◆ DATA RECORDS
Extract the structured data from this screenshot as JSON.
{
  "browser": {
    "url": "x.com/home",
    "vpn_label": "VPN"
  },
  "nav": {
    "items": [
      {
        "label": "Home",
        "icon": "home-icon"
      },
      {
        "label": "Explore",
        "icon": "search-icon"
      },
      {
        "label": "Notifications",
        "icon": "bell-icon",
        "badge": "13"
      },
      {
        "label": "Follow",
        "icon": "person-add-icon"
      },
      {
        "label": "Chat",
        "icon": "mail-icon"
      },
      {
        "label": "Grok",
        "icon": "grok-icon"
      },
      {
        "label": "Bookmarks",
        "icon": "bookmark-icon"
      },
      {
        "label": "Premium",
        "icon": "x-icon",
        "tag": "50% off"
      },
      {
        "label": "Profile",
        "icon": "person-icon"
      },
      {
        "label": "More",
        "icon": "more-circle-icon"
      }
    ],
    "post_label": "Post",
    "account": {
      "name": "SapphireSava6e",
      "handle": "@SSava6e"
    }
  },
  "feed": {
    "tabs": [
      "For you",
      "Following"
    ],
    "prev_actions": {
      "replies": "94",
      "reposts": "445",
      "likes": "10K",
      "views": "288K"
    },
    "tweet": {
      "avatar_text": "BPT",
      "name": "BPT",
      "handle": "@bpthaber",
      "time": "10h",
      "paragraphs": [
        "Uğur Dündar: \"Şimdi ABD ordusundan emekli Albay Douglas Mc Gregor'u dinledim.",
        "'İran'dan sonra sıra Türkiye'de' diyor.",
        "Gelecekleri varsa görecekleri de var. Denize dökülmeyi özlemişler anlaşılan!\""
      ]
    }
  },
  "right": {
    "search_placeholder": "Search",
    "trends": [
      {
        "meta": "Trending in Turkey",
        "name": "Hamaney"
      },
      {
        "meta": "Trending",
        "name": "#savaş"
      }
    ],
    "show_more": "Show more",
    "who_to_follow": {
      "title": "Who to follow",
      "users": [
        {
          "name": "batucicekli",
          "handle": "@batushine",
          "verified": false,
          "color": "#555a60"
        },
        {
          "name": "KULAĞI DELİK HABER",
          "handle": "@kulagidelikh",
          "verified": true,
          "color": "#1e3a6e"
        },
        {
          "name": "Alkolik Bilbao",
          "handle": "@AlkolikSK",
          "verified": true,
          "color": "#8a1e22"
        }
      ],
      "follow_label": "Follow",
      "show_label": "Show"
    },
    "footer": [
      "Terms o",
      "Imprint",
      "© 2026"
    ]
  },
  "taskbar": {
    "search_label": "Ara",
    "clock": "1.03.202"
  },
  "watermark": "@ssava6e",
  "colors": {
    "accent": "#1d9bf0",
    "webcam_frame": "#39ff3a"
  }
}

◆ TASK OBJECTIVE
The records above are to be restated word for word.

◆ ANSWER TO THE PROBLEM
Extract the structured data from this screenshot as JSON.
{
  "browser": {
    "url": "x.com/home",
    "vpn_label": "VPN"
  },
  "nav": {
    "items": [
      {
        "label": "Home",
        "icon": "home-icon"
      },
      {
        "label": "Explore",
        "icon": "search-icon"
      },
      {
        "label": "Notifications",
        "icon": "bell-icon",
        "badge": "13"
      },
      {
        "label": "Follow",
        "icon": "person-add-icon"
      },
      {
        "label": "Chat",
        "icon": "mail-icon"
      },
      {
        "label": "Grok",
        "icon": "grok-icon"
      },
      {
        "label": "Bookmarks",
        "icon": "bookmark-icon"
      },
      {
        "label": "Premium",
        "icon": "x-icon",
        "tag": "50% off"
      },
      {
        "label": "Profile",
        "icon": "person-icon"
      },
      {
        "label": "More",
        "icon": "more-circle-icon"
      }
    ],
    "post_label": "Post",
    "account": {
      "name": "SapphireSava6e",
      "handle": "@SSava6e"
    }
  },
  "feed": {
    "tabs": [
      "For you",
      "Following"
    ],
    "prev_actions": {
      "replies": "94",
      "reposts": "445",
      "likes": "10K",
      "views": "288K"
    },
    "tweet": {
      "avatar_text": "BPT",
      "name": "BPT",
      "handle": "@bpthaber",
      "time": "10h",
      "paragraphs": [
        "Uğur Dündar: \"Şimdi ABD ordusundan emekli Albay Douglas Mc Gregor'u dinledim.",
        "'İran'dan sonra sıra Türkiye'de' diyor.",
        "Gelecekleri varsa görecekleri de var. Denize dökülmeyi özlemişler anlaşılan!\""
      ]
    }
  },
  "right": {
    "search_placeholder": "Search",
    "trends": [
      {
        "meta": "Trending in Turkey",
        "name": "Hamaney"
      },
      {
        "meta": "Trending",
        "name": "#savaş"
      }
    ],
    "show_more": "Show more",
    "who_to_follow": {
      "title": "Who to follow",
      "users": [
        {
          "name": "batucicekli",
          "handle": "@batushine",
          "verified": false,
          "color": "#555a60"
        },
        {
          "name": "KULAĞI DELİK HABER",
          "handle": "@kulagidelikh",
          "verified": true,
          "color": "#1e3a6e"
        },
        {
          "name": "Alkolik Bilbao",
          "handle": "@AlkolikSK",
          "verified": true,
          "color": "#8a1e22"
        }
      ],
      "follow_label": "Follow",
      "show_label": "Show"
    },
    "footer": [
      "Terms o",
      "Imprint",
      "© 2026"
    ]
  },
  "taskbar": {
    "search_label": "Ara",
    "clock": "1.03.202"
  },
  "watermark": "@ssava6e",
  "colors": {
    "accent": "#1d9bf0",
    "webcam_frame": "#39ff3a"
  }
}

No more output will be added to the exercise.